Material to process »

_ _ _

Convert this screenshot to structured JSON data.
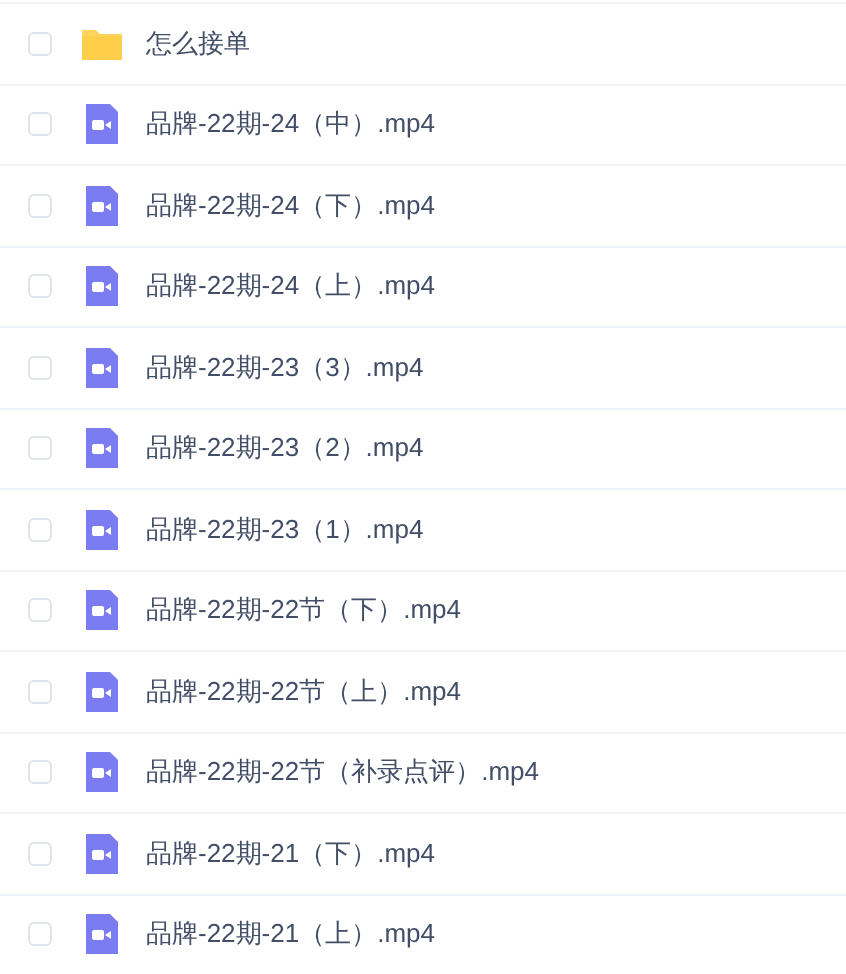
{
  "files": [
    {
      "kind": "folder",
      "name": "怎么接单",
      "checked": false
    },
    {
      "kind": "video",
      "name": "品牌-22期-24（中）.mp4",
      "checked": false
    },
    {
      "kind": "video",
      "name": "品牌-22期-24（下）.mp4",
      "checked": false
    },
    {
      "kind": "video",
      "name": "品牌-22期-24（上）.mp4",
      "checked": false
    },
    {
      "kind": "video",
      "name": "品牌-22期-23（3）.mp4",
      "checked": false
    },
    {
      "kind": "video",
      "name": "品牌-22期-23（2）.mp4",
      "checked": false
    },
    {
      "kind": "video",
      "name": "品牌-22期-23（1）.mp4",
      "checked": false
    },
    {
      "kind": "video",
      "name": "品牌-22期-22节（下）.mp4",
      "checked": false
    },
    {
      "kind": "video",
      "name": "品牌-22期-22节（上）.mp4",
      "checked": false
    },
    {
      "kind": "video",
      "name": "品牌-22期-22节（补录点评）.mp4",
      "checked": false
    },
    {
      "kind": "video",
      "name": "品牌-22期-21（下）.mp4",
      "checked": false
    },
    {
      "kind": "video",
      "name": "品牌-22期-21（上）.mp4",
      "checked": false
    }
  ]
}
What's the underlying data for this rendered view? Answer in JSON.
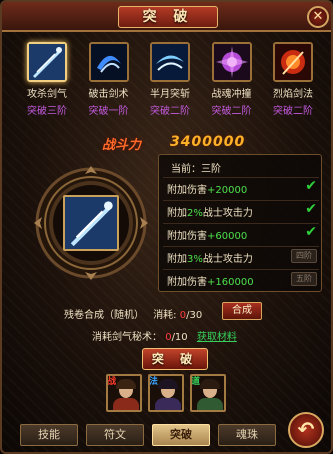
{
  "window": {
    "title": "突 破",
    "close_glyph": "✕"
  },
  "skills": [
    {
      "name": "攻杀剑气",
      "stage": "突破三阶",
      "icon": "sword-slash-icon",
      "selected": true
    },
    {
      "name": "破击剑术",
      "stage": "突破一阶",
      "icon": "blue-swirl-icon"
    },
    {
      "name": "半月突斩",
      "stage": "突破二阶",
      "icon": "crescent-strike-icon"
    },
    {
      "name": "战魂冲撞",
      "stage": "突破二阶",
      "icon": "purple-burst-icon"
    },
    {
      "name": "烈焰剑法",
      "stage": "突破二阶",
      "icon": "flame-sword-icon"
    }
  ],
  "power": {
    "label": "战斗力",
    "value": "3400000"
  },
  "stats": {
    "current_label": "当前：三阶",
    "rows": [
      {
        "pre": "附加伤害",
        "num": "+20000",
        "post": "",
        "status": "check"
      },
      {
        "pre": "附加",
        "num": "2%",
        "post": "战士攻击力",
        "status": "check"
      },
      {
        "pre": "附加伤害",
        "num": "+60000",
        "post": "",
        "status": "check"
      },
      {
        "pre": "附加",
        "num": "3%",
        "post": "战士攻击力",
        "status": "四阶"
      },
      {
        "pre": "附加伤害",
        "num": "+160000",
        "post": "",
        "status": "五阶"
      }
    ]
  },
  "materials": {
    "scroll_label": "残卷合成（随机）",
    "consume_label": "消耗:",
    "scroll_have": "0",
    "scroll_need": "/30",
    "synth_label": "合成",
    "secret_label": "消耗剑气秘术：",
    "secret_have": "0",
    "secret_need": "/10",
    "get_label": "获取材料"
  },
  "break_label": "突 破",
  "heroes": [
    {
      "badge": "战",
      "badge_color": "#ff3b2b",
      "hair": "#3b2314",
      "body": "#8a2a1a"
    },
    {
      "badge": "法",
      "badge_color": "#38a3ff",
      "hair": "#1c1420",
      "body": "#3a2a5a"
    },
    {
      "badge": "道",
      "badge_color": "#36d15a",
      "hair": "#2a1a10",
      "body": "#2f5a32"
    }
  ],
  "tabs": [
    "技能",
    "符文",
    "突破",
    "魂珠"
  ],
  "active_tab": 2,
  "back_glyph": "↶"
}
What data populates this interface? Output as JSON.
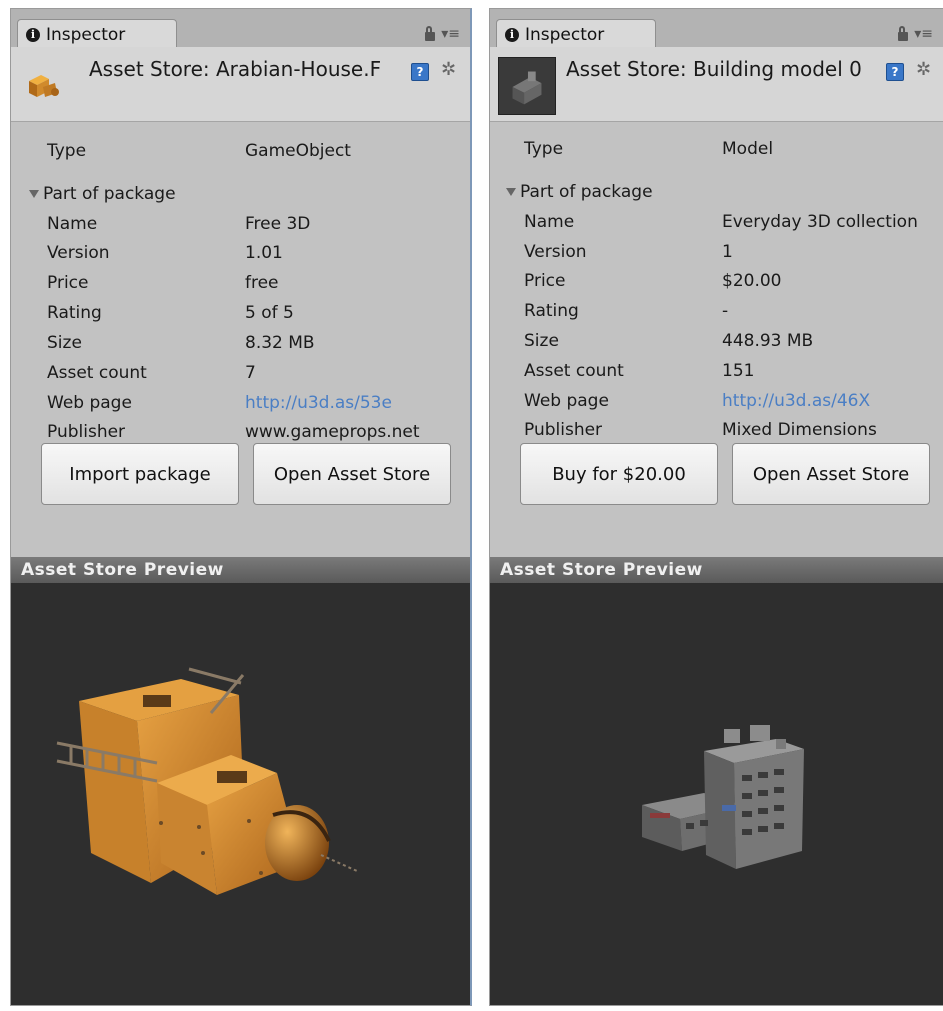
{
  "panels": [
    {
      "tab_title": "Inspector",
      "header_title": "Asset Store: Arabian-House.F",
      "type_label": "Type",
      "type_value": "GameObject",
      "section_label": "Part of package",
      "rows": [
        {
          "label": "Name",
          "value": "Free 3D"
        },
        {
          "label": "Version",
          "value": "1.01"
        },
        {
          "label": "Price",
          "value": "free"
        },
        {
          "label": "Rating",
          "value": "5 of 5"
        },
        {
          "label": "Size",
          "value": "8.32 MB"
        },
        {
          "label": "Asset count",
          "value": "7"
        },
        {
          "label": "Web page",
          "value": "http://u3d.as/53e"
        },
        {
          "label": "Publisher",
          "value": "www.gameprops.net"
        }
      ],
      "button1": "Import package",
      "button2": "Open Asset Store",
      "preview_title": "Asset Store Preview"
    },
    {
      "tab_title": "Inspector",
      "header_title": "Asset Store: Building model 0",
      "type_label": "Type",
      "type_value": "Model",
      "section_label": "Part of package",
      "rows": [
        {
          "label": "Name",
          "value": "Everyday 3D collection"
        },
        {
          "label": "Version",
          "value": "1"
        },
        {
          "label": "Price",
          "value": "$20.00"
        },
        {
          "label": "Rating",
          "value": "-"
        },
        {
          "label": "Size",
          "value": "448.93 MB"
        },
        {
          "label": "Asset count",
          "value": "151"
        },
        {
          "label": "Web page",
          "value": "http://u3d.as/46X"
        },
        {
          "label": "Publisher",
          "value": "Mixed Dimensions"
        }
      ],
      "button1": "Buy for $20.00",
      "button2": "Open Asset Store",
      "preview_title": "Asset Store Preview"
    }
  ],
  "colors": {
    "link": "#4a7ec4",
    "panel_bg": "#c2c2c2",
    "preview_bg": "#2e2e2e",
    "asset_orange": "#d08a2c"
  }
}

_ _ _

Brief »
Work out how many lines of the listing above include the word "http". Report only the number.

Result of this exercise »
2